▶ What this task involves
Return the lines below that contain the word "icon".

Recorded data
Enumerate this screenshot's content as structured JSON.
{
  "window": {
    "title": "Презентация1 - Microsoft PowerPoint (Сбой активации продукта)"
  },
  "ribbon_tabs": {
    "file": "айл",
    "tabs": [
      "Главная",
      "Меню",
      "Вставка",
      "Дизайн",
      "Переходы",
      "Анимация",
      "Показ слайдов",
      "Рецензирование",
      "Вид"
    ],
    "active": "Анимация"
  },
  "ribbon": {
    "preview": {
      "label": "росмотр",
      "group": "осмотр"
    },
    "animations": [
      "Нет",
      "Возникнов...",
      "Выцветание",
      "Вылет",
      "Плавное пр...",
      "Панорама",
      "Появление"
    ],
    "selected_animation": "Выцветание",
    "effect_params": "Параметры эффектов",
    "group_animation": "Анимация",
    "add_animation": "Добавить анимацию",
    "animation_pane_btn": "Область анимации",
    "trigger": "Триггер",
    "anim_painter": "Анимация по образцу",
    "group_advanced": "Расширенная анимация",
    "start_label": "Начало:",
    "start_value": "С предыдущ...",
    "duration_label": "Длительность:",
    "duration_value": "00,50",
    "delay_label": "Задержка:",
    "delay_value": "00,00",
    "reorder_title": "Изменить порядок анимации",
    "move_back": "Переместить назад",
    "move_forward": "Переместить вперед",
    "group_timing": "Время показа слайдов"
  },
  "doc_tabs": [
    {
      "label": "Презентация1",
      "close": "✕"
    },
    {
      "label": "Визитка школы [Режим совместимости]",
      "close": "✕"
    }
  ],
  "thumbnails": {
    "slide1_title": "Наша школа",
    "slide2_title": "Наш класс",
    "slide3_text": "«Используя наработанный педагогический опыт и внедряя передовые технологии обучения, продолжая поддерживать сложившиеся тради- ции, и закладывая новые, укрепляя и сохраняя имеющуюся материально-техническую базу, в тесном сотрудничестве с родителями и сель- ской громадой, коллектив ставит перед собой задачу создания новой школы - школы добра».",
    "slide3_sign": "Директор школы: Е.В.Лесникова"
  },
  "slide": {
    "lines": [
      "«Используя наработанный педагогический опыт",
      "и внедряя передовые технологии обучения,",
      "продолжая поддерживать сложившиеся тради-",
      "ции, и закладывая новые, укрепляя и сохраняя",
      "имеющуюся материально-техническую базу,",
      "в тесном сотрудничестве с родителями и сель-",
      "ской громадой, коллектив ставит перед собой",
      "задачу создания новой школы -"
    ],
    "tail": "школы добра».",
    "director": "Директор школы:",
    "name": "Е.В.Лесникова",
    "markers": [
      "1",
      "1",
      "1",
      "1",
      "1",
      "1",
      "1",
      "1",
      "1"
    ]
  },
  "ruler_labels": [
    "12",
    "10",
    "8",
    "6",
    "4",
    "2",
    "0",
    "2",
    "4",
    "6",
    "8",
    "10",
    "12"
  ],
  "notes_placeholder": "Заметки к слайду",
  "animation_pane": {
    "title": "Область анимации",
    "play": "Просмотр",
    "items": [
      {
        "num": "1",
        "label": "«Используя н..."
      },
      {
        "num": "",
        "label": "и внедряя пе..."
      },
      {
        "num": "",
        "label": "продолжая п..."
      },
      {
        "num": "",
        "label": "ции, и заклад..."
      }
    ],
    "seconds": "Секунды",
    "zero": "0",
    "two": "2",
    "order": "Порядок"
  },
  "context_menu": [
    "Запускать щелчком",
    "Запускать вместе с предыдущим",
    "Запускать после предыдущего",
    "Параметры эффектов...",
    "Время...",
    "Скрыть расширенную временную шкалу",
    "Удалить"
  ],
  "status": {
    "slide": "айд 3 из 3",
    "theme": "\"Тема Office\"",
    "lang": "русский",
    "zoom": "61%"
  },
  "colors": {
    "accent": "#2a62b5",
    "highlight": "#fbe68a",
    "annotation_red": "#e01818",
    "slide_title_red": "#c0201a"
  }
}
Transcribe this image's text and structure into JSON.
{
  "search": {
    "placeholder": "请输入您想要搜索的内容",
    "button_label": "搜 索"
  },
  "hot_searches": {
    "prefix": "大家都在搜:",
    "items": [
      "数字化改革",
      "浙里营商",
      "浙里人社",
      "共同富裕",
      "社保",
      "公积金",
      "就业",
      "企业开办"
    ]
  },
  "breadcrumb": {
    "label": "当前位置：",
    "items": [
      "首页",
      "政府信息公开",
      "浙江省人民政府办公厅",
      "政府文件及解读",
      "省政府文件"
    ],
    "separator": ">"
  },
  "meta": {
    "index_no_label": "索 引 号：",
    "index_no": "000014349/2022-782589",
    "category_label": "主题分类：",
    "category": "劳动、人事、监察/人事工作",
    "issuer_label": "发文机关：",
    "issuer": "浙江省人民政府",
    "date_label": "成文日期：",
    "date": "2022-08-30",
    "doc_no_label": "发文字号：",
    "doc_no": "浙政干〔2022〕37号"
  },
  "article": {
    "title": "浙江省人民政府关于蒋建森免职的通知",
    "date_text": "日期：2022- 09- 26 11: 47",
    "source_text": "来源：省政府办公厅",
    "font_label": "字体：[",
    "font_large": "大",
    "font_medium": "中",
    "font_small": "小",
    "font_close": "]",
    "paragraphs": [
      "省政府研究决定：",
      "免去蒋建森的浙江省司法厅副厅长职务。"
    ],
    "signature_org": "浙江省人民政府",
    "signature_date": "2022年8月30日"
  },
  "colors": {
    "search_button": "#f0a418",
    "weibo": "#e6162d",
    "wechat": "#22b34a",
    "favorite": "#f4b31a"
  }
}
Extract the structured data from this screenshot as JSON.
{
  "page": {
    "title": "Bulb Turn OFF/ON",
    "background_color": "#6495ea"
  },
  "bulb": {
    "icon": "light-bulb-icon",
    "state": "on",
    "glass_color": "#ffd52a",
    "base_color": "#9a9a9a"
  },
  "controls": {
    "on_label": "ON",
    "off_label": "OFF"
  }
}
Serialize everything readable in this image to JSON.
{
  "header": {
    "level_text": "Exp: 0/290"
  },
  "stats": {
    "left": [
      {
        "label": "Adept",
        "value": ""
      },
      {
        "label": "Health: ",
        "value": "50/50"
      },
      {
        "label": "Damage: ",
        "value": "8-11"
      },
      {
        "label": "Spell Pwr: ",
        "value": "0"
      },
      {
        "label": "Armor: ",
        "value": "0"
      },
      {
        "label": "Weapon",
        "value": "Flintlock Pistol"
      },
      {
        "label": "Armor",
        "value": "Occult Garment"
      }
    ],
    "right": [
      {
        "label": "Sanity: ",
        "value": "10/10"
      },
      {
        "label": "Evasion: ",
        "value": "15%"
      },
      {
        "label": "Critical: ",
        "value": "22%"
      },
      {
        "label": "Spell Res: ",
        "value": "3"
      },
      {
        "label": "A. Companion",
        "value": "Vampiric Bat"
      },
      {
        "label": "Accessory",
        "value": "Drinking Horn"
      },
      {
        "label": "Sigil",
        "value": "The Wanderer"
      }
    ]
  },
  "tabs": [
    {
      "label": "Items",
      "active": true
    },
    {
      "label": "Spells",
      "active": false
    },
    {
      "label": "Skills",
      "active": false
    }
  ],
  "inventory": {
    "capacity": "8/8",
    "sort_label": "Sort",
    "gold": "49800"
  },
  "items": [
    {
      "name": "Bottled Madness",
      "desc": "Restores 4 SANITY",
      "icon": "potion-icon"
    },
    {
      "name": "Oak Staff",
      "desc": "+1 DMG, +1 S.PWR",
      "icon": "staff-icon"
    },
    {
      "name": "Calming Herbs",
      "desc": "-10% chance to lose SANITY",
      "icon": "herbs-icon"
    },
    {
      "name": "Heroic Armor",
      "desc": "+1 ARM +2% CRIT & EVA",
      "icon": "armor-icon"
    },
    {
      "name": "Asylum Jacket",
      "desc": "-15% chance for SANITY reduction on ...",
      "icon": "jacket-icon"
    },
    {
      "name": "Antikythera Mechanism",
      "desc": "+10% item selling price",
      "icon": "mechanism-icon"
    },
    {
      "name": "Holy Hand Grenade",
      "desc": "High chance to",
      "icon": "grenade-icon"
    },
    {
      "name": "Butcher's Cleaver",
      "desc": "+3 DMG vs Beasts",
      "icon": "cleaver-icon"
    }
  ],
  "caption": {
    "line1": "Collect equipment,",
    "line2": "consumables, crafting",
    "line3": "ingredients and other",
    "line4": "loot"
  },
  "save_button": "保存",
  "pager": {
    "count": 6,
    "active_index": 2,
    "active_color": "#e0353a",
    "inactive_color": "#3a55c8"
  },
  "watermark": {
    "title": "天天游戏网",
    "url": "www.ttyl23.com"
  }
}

▶ Task result
    "icon": "light-bulb-icon",
      "icon": "potion-icon"
      "icon": "staff-icon"
      "icon": "herbs-icon"
      "icon": "armor-icon"
      "icon": "jacket-icon"
      "icon": "mechanism-icon"
      "icon": "grenade-icon"
      "icon": "cleaver-icon"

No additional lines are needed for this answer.